Everyone’s emailing these days — your favorite shoe store, your local farmer, your doctor, your school, even your parents. And as the 2009 eNonprofit Benchmarks Study by M+R Strategic Services and NTEN shows, it’s becoming harder and harder to get your audiences to pay attention as their inbox traffic increases. According to their research, open and click-through rates, which measure how many of your recipients open and/or engage with the content of your emails, both declined from 2007 to 2008.

So put those subject lines to work, and give your emails a chance to stand out from the crowd. Here are a few tips below to help you get more opens (and hopefully clicks).

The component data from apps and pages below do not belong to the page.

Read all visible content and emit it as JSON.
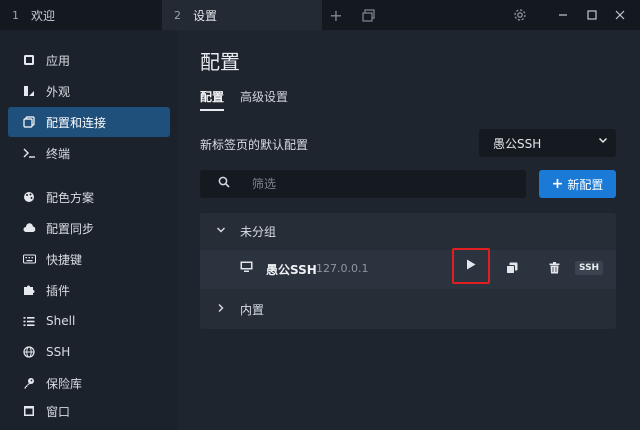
{
  "tabs": [
    {
      "num": "1",
      "label": "欢迎"
    },
    {
      "num": "2",
      "label": "设置"
    }
  ],
  "sidebar": {
    "items": [
      {
        "label": "应用",
        "icon": "app-icon"
      },
      {
        "label": "外观",
        "icon": "brush-icon"
      },
      {
        "label": "配置和连接",
        "icon": "profiles-icon",
        "active": true
      },
      {
        "label": "终端",
        "icon": "terminal-icon"
      },
      {
        "label": "配色方案",
        "icon": "palette-icon"
      },
      {
        "label": "配置同步",
        "icon": "cloud-icon"
      },
      {
        "label": "快捷键",
        "icon": "keyboard-icon"
      },
      {
        "label": "插件",
        "icon": "puzzle-icon"
      },
      {
        "label": "Shell",
        "icon": "list-icon"
      },
      {
        "label": "SSH",
        "icon": "globe-icon"
      },
      {
        "label": "保险库",
        "icon": "key-icon"
      },
      {
        "label": "窗口",
        "icon": "window-icon"
      }
    ]
  },
  "main": {
    "title": "配置",
    "subtabs": [
      "配置",
      "高级设置"
    ],
    "default_profile_label": "新标签页的默认配置",
    "default_profile_value": "愚公SSH",
    "search_placeholder": "筛选",
    "new_button": "新配置",
    "new_button_icon": "+",
    "groups": [
      {
        "label": "未分组",
        "expanded": true
      },
      {
        "label": "内置",
        "expanded": false
      }
    ],
    "profile": {
      "name": "愚公SSH",
      "host": "127.0.0.1",
      "badge": "SSH"
    }
  },
  "colors": {
    "accent": "#1a7ad6",
    "active_nav": "#1f4f7b",
    "highlight": "#e02020"
  }
}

  1. Keep it short. Shoot for 30-40 characters (5-8 words), and limit yourself to no more than 60 characters (10-12 words). Some email programs cut off longer subject lines, so your message may get lost.
  2. Focus on your audience. “We need your donations today!” may sound compelling to you, but what’s in it for your recipients? Put yourself in their shoes, and use your subject line to explain why opening this email will be worth their while. The Obama campaign did a great job with this, using subject lines like, “Will you join me on Election Night?” and “Our message of change.”
  3. Avoid vague/unnecessary phrases. Subject lines like “July 2009 Enewsletter Volume 12” make our heads spin. First, stating the month is redundant, since there’s a time stamp on every email. Second, and more important, your recipient has no hint as to what’s inside; no invitation to learn more or take action. If you find that your constituents prefer a clue that this is your newsletter, try using a short, consistent intro, like “eNews: Save the world with a click.”
  4. Get to the point quickly. Online audiences are experts at skimming, so if you don’t catch their eye in the first few words, you may miss your chance. Put important information — like “Last chance” or “Act now” — right up front.
  5. Identify yourself. If your recipients don’t recognize that the email is from your organization, you may lose the battle with the “delete” button. Here’s where the sender’s name can work in harmony with your subject line. Use your organization’s name (e.g. “Big Duck”) as the sender to save room in the subject line for more interesting content. But if you want to use an individual’s name as the sender for a more personal touch, make sure the individual is well-known in your community or include your organization’s name in the subject line.
  6. Test and test again. What works for one organization may not work for you. The only way to find out what works for your list is to test. Try different subject lines, and perhaps even senders, and see which ones get the most attention and prompt the greatest response.

Of course, there are many aspects of your email that work together to make your communications effective, including the deliverability of your messages, the content, the design, the calls-to-act or -donate, and more. But a good subject line is a good place to start. It’s like the “teaser” on the outside of a direct-mail envelope.

There’s no sure-fire formula for a perfect subject line. The bottom line: if you keep your audiences’ needs in mind and tell them what to expect, your emails will get the attention they deserve.

Have you seen a subject line lately that caught your attention? We’ve posted a few of our favorites on our brand-new blog. Share yours in the comments.